Important Information

Risk factors you should consider prior to investing:

The value of investments and the income from them can fall and investors may get back less than the amount invested.

  • The value of investments and the income from them can fall and investors may get back less than the amount invested
  • Past performance is not a guide to future results.
  • Investment in the Company may not be appropriate for investors who plan to withdraw their money within 5 years.
  • There is no guarantee that the market price of the Company’s shares will fully reflect their underlying Net Asset Value.
  • As with all stock exchange investments the value of the Trust shares purchased will immediately fall by the difference between the buying and selling prices, the bid-offer spread. If trading volumes fall, the bid-offer spread can widen.
  • The Company may borrow to finance further investment (gearing). The use of gearing is likely to lead to volatility in the Net Asset Value (NAV) meaning that any movement in the value of the company’s assets will result in a magnified movement in the NAV.
  • The Company may accumulate investment positions which represent more than normal trading volumes which may make it difficult to realise investments and may lead to volatility in the market price of the Company’s shares.
  • Yields are estimated figures and may fluctuate, there are no guarantees that future dividends will match or exceed historic dividends and certain investors may be subject to further tax on dividends.
  • The Company may charge expenses to capital which may erode the capital value of the investment.
  • The Alternative Investment Market (AIM) is a flexible, international market that offers small and growing companies the benefits of trading on a world-class public market within a regulatory environment designed specifically for them. AIM is owned and operated by the London Stock Exchange. Companies that trade on AIM may be harder to buy and sell than larger companies and their share prices may move up and down very sharply because they have lower trading volumes and also because of the nature of the companies themselves. In times of economic difficulty, companies listed on AIM could fail altogether and you could lose all your money.
  • The Company invests in the securities of smaller companies which are likely to carry a higher degree of risk than larger companies.

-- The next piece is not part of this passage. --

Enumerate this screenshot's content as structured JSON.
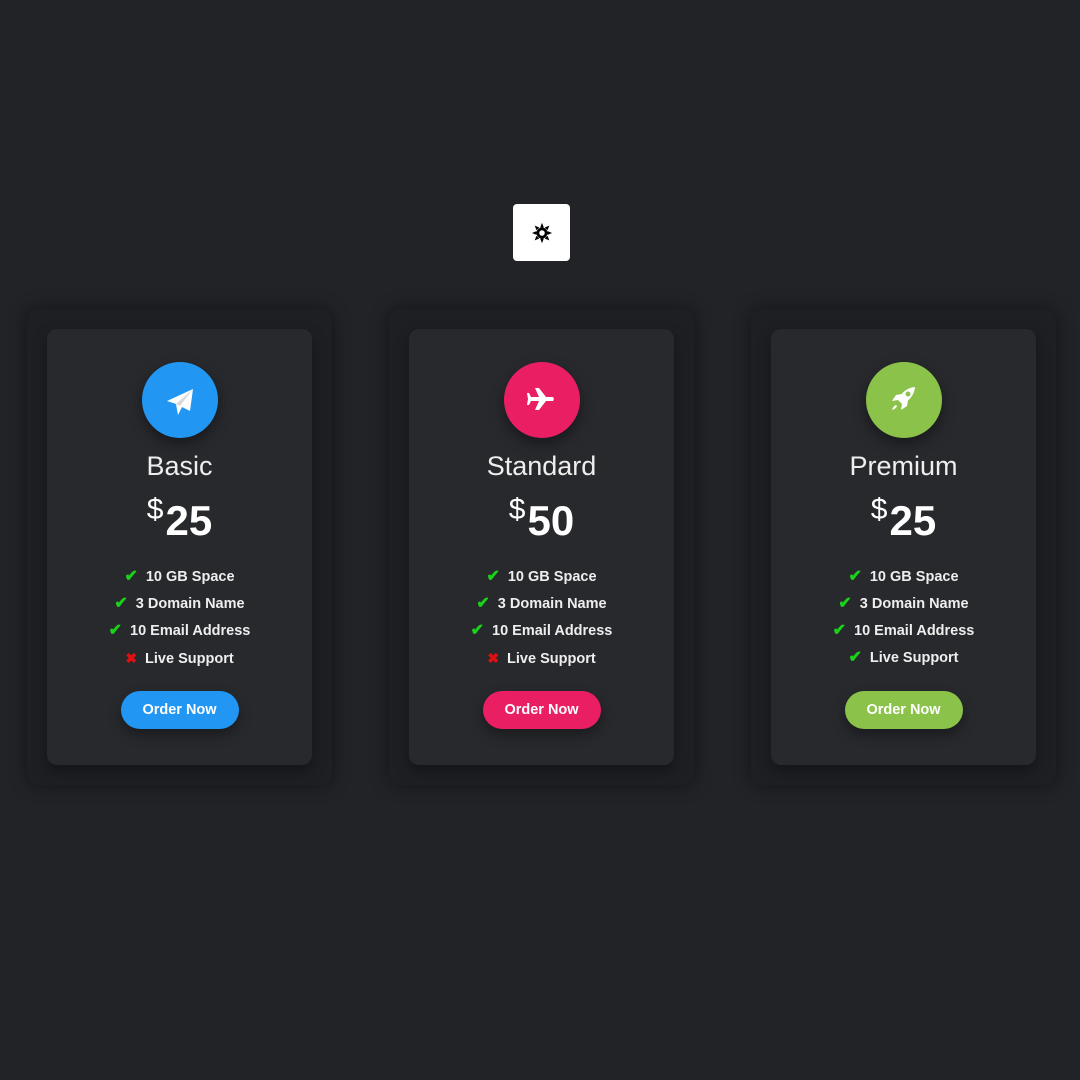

Other important information:

Issued by Aberdeen Asset Managers Limited which is authorised and regulated by the Financial Conduct Authority in the United Kingdom. Registered Office: 10 Queen’s Terrace, Aberdeen AB10 1XL. Registered in Scotland No. 108419. An investment trust should be considered only as part of a balanced portfolio. Under no circumstances should this information be considered as an offer or solicitation to deal in investments.

Find out more at by registering for updates or by following us on Twitter or LinkedIn.